▶

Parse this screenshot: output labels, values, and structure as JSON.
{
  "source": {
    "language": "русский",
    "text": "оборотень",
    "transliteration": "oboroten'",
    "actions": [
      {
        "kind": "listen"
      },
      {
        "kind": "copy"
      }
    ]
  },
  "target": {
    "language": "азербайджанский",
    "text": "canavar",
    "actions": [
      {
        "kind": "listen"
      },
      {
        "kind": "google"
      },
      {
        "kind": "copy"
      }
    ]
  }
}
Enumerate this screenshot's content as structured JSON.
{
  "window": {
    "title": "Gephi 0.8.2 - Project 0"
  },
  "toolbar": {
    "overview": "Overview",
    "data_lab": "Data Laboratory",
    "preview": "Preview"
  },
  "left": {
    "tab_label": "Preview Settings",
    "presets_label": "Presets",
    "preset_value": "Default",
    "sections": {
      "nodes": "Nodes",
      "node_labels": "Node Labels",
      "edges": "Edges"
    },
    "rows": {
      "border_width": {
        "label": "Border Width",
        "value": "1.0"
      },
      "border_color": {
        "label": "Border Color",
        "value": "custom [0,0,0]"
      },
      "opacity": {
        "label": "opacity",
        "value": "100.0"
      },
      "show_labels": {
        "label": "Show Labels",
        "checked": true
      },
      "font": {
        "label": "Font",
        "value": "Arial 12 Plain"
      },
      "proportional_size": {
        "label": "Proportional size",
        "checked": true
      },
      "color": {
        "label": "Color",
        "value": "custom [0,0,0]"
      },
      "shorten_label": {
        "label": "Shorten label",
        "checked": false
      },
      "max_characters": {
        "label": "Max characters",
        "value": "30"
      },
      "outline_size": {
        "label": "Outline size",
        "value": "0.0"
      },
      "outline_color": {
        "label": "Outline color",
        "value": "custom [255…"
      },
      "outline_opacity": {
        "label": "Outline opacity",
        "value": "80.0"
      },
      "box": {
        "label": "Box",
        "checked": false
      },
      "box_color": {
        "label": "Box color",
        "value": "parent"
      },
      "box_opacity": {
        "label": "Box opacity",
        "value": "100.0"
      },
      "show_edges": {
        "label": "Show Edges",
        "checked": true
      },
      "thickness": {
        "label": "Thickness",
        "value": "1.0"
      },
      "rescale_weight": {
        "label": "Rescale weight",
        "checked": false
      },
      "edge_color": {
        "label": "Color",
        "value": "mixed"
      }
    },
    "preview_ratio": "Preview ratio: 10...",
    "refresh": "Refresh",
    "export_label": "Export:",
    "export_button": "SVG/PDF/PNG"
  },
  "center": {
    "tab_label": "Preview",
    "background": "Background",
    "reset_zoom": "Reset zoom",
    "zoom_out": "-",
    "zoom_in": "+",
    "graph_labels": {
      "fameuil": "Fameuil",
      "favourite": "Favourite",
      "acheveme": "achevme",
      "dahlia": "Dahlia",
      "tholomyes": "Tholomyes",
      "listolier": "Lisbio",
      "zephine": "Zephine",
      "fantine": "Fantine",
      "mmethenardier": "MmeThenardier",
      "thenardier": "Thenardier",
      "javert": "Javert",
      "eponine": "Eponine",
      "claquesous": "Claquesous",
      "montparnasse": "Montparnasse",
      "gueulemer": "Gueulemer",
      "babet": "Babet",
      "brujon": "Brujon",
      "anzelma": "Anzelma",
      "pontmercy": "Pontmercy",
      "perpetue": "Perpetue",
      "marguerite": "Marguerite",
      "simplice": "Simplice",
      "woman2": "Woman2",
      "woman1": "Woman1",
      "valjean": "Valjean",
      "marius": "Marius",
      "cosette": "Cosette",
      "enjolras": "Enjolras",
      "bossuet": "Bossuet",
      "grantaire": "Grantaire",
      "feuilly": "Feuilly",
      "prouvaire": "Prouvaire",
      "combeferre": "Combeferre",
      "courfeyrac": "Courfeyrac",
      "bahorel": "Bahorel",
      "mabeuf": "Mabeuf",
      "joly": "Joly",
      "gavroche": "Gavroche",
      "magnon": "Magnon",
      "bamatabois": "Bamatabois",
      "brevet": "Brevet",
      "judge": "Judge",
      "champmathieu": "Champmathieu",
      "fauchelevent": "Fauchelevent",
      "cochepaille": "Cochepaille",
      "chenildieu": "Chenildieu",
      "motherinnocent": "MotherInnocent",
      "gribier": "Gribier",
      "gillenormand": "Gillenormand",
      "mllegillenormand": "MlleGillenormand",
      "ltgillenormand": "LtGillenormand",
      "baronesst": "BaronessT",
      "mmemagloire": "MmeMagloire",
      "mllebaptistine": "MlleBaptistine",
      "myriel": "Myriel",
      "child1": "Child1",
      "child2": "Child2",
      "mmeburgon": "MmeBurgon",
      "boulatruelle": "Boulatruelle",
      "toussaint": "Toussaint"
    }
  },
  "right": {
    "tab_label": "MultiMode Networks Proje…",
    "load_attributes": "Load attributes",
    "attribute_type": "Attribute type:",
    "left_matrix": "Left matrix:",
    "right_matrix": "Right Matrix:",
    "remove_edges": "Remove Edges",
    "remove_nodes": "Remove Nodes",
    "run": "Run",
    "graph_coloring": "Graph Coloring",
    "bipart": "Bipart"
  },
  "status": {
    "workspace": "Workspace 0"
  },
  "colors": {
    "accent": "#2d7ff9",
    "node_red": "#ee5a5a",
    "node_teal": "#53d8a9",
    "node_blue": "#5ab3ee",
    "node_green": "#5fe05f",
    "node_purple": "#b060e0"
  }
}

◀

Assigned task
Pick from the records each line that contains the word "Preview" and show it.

Result below
    "preview": "Preview"
    "tab_label": "Preview Settings",
    "preview_ratio": "Preview ratio: 10...",
    "tab_label": "Preview",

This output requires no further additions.